## Work instruction
In the listing below, locate the lines bearing the word "JSON". Copy every one of them.

## Exercise data
━━━━━━
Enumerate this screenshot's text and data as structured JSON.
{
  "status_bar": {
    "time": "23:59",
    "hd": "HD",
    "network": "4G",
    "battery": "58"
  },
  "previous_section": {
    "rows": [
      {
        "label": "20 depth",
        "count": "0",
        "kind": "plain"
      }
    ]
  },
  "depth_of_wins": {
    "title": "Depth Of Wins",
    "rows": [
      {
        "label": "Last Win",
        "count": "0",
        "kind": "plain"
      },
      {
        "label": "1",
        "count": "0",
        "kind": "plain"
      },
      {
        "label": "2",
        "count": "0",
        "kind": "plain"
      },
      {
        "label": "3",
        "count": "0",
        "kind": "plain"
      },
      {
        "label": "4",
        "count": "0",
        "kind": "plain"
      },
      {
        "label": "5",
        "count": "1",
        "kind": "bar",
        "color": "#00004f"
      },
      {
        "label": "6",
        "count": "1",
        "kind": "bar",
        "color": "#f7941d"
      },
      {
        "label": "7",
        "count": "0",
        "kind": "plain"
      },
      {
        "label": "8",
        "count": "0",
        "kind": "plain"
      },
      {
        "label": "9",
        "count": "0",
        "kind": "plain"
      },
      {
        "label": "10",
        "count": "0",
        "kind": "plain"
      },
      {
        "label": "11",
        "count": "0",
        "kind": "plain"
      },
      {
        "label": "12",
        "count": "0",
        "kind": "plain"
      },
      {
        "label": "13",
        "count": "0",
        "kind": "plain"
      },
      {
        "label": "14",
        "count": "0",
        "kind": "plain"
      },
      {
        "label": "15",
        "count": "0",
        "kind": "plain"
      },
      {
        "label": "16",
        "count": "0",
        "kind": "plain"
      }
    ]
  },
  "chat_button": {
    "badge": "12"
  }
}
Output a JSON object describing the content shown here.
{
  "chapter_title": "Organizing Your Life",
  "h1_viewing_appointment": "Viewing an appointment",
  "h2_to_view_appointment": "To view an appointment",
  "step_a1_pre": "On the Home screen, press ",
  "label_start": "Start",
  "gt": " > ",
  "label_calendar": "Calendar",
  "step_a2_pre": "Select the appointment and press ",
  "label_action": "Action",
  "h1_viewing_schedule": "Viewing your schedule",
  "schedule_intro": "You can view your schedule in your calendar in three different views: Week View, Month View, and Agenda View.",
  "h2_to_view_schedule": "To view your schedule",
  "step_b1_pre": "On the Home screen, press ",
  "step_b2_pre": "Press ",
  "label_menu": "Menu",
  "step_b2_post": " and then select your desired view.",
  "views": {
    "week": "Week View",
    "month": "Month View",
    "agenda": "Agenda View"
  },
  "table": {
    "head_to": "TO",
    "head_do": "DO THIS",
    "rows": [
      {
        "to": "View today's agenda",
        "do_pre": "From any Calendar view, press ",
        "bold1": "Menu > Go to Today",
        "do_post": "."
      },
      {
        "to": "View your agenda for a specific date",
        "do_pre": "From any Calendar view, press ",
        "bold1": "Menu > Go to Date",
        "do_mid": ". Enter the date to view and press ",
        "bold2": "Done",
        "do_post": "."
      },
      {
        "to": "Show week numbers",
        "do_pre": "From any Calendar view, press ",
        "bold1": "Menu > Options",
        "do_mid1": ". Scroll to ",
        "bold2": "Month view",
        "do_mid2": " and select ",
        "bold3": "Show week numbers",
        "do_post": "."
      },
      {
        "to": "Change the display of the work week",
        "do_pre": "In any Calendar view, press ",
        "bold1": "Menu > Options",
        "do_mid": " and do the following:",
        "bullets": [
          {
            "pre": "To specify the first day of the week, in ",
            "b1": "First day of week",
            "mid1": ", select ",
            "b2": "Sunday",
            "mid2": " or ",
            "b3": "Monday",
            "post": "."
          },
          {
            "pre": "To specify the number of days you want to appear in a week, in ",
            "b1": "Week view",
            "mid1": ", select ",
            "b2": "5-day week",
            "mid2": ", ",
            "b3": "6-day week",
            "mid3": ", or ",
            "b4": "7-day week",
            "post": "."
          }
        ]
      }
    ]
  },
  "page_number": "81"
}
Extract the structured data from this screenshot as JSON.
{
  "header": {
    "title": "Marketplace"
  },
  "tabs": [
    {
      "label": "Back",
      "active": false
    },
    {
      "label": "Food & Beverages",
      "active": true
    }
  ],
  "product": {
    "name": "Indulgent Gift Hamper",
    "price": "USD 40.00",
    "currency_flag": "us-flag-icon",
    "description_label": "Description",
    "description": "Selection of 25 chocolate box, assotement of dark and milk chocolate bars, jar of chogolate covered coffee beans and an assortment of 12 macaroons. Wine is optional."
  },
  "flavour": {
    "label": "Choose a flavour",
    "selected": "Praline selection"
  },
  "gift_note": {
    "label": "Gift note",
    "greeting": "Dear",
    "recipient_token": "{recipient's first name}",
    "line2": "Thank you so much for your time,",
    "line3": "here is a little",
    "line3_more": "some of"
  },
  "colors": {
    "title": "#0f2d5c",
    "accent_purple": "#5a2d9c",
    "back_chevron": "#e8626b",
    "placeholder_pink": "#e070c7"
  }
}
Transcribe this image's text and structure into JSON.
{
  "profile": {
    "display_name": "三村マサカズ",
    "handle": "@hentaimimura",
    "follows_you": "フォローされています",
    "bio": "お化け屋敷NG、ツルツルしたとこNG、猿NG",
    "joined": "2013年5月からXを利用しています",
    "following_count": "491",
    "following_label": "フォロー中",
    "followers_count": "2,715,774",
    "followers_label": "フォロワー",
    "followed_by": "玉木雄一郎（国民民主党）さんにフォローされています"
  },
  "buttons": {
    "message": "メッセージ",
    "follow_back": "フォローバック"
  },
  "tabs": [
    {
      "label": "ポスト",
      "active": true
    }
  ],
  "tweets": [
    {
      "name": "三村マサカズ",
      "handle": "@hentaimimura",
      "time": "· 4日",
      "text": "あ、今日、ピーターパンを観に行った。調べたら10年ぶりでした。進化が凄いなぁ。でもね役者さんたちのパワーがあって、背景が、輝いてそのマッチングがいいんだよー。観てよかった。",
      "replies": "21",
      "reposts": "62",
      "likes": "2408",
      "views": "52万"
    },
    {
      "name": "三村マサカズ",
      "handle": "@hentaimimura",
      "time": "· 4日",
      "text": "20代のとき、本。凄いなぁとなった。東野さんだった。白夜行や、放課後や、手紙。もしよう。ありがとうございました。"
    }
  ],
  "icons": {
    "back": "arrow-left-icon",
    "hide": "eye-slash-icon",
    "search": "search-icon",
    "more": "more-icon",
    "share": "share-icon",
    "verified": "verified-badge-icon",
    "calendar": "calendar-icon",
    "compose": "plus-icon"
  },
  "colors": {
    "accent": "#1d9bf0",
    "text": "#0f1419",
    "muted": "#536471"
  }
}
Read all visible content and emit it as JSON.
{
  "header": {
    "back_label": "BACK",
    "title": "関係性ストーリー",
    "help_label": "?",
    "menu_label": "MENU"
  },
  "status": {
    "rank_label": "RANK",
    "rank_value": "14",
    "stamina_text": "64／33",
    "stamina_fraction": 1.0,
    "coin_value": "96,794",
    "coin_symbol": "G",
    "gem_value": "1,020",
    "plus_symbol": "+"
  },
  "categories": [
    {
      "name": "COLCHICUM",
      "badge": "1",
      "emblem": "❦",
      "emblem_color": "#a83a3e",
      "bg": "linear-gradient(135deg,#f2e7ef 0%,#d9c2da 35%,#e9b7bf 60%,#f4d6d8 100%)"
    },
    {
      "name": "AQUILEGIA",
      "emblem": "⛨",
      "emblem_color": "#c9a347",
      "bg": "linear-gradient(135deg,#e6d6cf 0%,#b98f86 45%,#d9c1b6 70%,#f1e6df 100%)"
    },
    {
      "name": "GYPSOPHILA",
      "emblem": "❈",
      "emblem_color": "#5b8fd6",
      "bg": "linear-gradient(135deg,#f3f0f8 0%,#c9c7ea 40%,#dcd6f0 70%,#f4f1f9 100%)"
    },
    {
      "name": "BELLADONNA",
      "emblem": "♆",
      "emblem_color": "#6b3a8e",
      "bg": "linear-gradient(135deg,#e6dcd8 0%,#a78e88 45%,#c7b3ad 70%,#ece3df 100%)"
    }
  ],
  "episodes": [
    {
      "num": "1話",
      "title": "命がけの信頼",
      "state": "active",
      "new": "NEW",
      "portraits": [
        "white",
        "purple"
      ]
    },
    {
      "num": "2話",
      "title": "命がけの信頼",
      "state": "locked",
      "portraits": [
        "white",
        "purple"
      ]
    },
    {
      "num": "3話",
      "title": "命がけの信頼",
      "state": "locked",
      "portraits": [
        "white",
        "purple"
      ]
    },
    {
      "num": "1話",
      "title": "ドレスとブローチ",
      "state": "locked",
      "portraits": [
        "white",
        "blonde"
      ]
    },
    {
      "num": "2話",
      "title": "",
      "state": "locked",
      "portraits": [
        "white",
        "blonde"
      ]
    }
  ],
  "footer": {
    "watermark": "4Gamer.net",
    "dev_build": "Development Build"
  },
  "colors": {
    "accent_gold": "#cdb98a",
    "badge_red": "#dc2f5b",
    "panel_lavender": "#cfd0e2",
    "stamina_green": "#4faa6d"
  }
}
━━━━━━
## Exercise answer
Enumerate this screenshot's text and data as structured JSON.
Output a JSON object describing the content shown here.
Extract the structured data from this screenshot as JSON.
Transcribe this image's text and structure into JSON.
Read all visible content and emit it as JSON.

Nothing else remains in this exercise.